Not so for Rabbi Brent Spodek of the Beacon Hebrew Alliance. Spodek and his wife Allison, a professor of chemistry at Vassar, were invited to celebrate Hanukkah at the White House last week on Wednesday, Dec. 17, as representatives of Beacon and the Mid-Hudson Valley. The invitation came shortly before Thanksgiving, even though Spodek still isn’t entirely sure why they were selected for this honor.

Rabbi Brent and Allison Spodek in front of the Treasury building next to the White House
Rabbi Brent and Allison Spodek in front of the Treasury building next to the White House
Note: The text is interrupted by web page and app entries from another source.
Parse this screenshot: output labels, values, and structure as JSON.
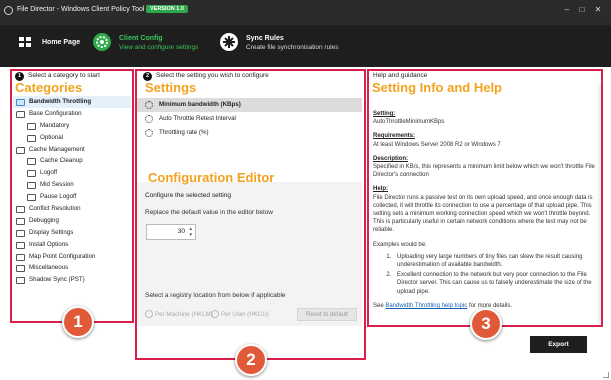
{
  "window": {
    "title": "File Director - Windows Client Policy Tool",
    "version_badge": "VERSION 1.0",
    "minimize": "–",
    "maximize": "□",
    "close": "✕"
  },
  "nav": [
    {
      "icon": "home-icon",
      "title": "Home Page",
      "subtitle": ""
    },
    {
      "icon": "gear-icon",
      "title": "Client Config",
      "subtitle": "View and configure settings"
    },
    {
      "icon": "sync-icon",
      "title": "Sync Rules",
      "subtitle": "Create file synchronisation rules"
    }
  ],
  "categories_panel": {
    "step": "1",
    "heading": "Select a category to start",
    "overlay_title": "Categories",
    "items": [
      {
        "label": "Bandwidth Throttling",
        "level": 0,
        "selected": true
      },
      {
        "label": "Base Configuration",
        "level": 0,
        "open": true
      },
      {
        "label": "Mandatory",
        "level": 1
      },
      {
        "label": "Optional",
        "level": 1
      },
      {
        "label": "Cache Management",
        "level": 0,
        "open": true
      },
      {
        "label": "Cache Cleanup",
        "level": 1
      },
      {
        "label": "Logoff",
        "level": 1
      },
      {
        "label": "Mid Session",
        "level": 1
      },
      {
        "label": "Pause Logoff",
        "level": 1
      },
      {
        "label": "Conflict Resolution",
        "level": 0
      },
      {
        "label": "Debugging",
        "level": 0
      },
      {
        "label": "Display Settings",
        "level": 0
      },
      {
        "label": "Install Options",
        "level": 0
      },
      {
        "label": "Map Point Configuration",
        "level": 0
      },
      {
        "label": "Miscellaneous",
        "level": 0
      },
      {
        "label": "Shadow Sync (PST)",
        "level": 0
      }
    ]
  },
  "settings_panel": {
    "step": "2",
    "heading": "Select the setting you wish to configure",
    "overlay_title": "Settings",
    "items": [
      {
        "label": "Minimum bandwidth (KBps)",
        "selected": true
      },
      {
        "label": "Auto Throttle Retest Interval"
      },
      {
        "label": "Throttling rate (%)"
      }
    ],
    "editor_overlay_title": "Configuration Editor",
    "configure_heading": "Configure the selected setting",
    "replace_text": "Replace the default value in the editor below",
    "value": "30",
    "registry_text": "Select a registry location from below if applicable",
    "radio_machine": "Per Machine (HKLM)",
    "radio_user": "Per User (HKCU)",
    "reset_label": "Reset to default"
  },
  "help_panel": {
    "heading": "Help and guidance",
    "overlay_title": "Setting Info and Help",
    "setting_label": "Setting:",
    "setting_value": "AutoThrottleMinimumKBps",
    "requirements_label": "Requirements:",
    "requirements_value": "At least Windows Server 2008 R2 or Windows 7",
    "description_label": "Description:",
    "description_value": "Specified in KB/s, this represents a minimum limit below which we won't throttle File Director's connection",
    "help_label": "Help:",
    "help_value": "File Director runs a passive test on its own upload speed, and once enough data is collected, it will throttle its connection to use a percentage of that upload pipe. This setting sets a minimum working connection speed which we won't throttle beyond. This is particularly useful in certain network conditions where the test may not be reliable.",
    "examples_intro": "Examples would be:",
    "examples": [
      "Uploading very large numbers of tiny files can skew the result causing underestimation of available bandwidth.",
      "Excellent connection to the network but very poor connection to the File Director server. This can cause us to falsely underestimate the size of the upload pipe."
    ],
    "see_prefix": "See ",
    "see_link": "Bandwidth Throttling help topic",
    "see_suffix": " for more details."
  },
  "export_label": "Export",
  "callouts": [
    "1",
    "2",
    "3"
  ],
  "colors": {
    "accent_green": "#2ea84a",
    "overlay_orange": "#f2a21e",
    "highlight_red": "#d9204a",
    "callout_red": "#e05a3a"
  }
}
After passing through the aforementioned quartet of checkpoints, Spodek presented one of the Secret Service agents witha gift for the president: a miniature replica of the giant menorah made out of bicycles that is currently installed at the park on the corner of Main Street and Route 9D in Beacon.

The replica was created by Ed Benavente, the same sculptor who created the giant menorah itself as well as the bicycle Christmas tree that stands in the same park (see the story from Dec. 21).

“The transformation of old bicycles into new art is a symbol of the transformations we are capable of, working together,” the Spodeks wrote in a letter to the president that accompanied the gift. “We are deeply honored to represent our communities at the White House, and hope that when you see this menorah, you will think of the progress this little town has made and the progress of which this great nation is capable.”

The Beacon Bicycle Menorah, built by Ed Benavente
The Beacon Bicycle Menorah, built by Ed Benavente

With the gift in good hands, the Spodeks followed the crowds into the East Wing of the White House for a kosher dinner. Spodek then proceeded into the Portrait Hall to hear the president speak, as a few hundred people all angled to be close to the podium. “Imagine if a mosh pit erupted at a Yo-Yo Ma recital at Carnegie Hall, and you’ll have a sense of things,” Spodek wrote of the event.

After a speech by the president and the lighting of the hanukkiah by Rabbi Bradley Shavit Artson of the American Jewish University in Los Angeles, Spodek was able to share a brief moment with the first lady. “There was a very large Secret Service agent between us, but I told her that the Jewish community and the entire town of Beacon, New York, sends its love,” Spodek wrote. “She patted her heart and blew me a kiss and I acquitted myself by not fainting on the spot.”

The invitation to the event
The invitation to the event

Afterwards, Spodek reflected on the remarkable journey that the Jewish people have had in America, from being once publicly deemed as separate from the “real” America to now being celebrated in the most hallowed halls of political power.

“To stand in the White House and see the president of the United States stand with a rabbi and chant Hebrew prayers felt quite literally to be a glorious miracle,” he wrote.

Photos courtesy of Beacon Hebrew Alliance

Behind The Story

Type: News

News: Based on facts, either observed and verified directly by the reporter, or reported and verified from knowledgeable sources.

The Skidmore College graduate has reported for The Current since 2014 and writes the "Out There" column. Location: Beacon. Languages: English. Areas of Expertise: Environment, outdoors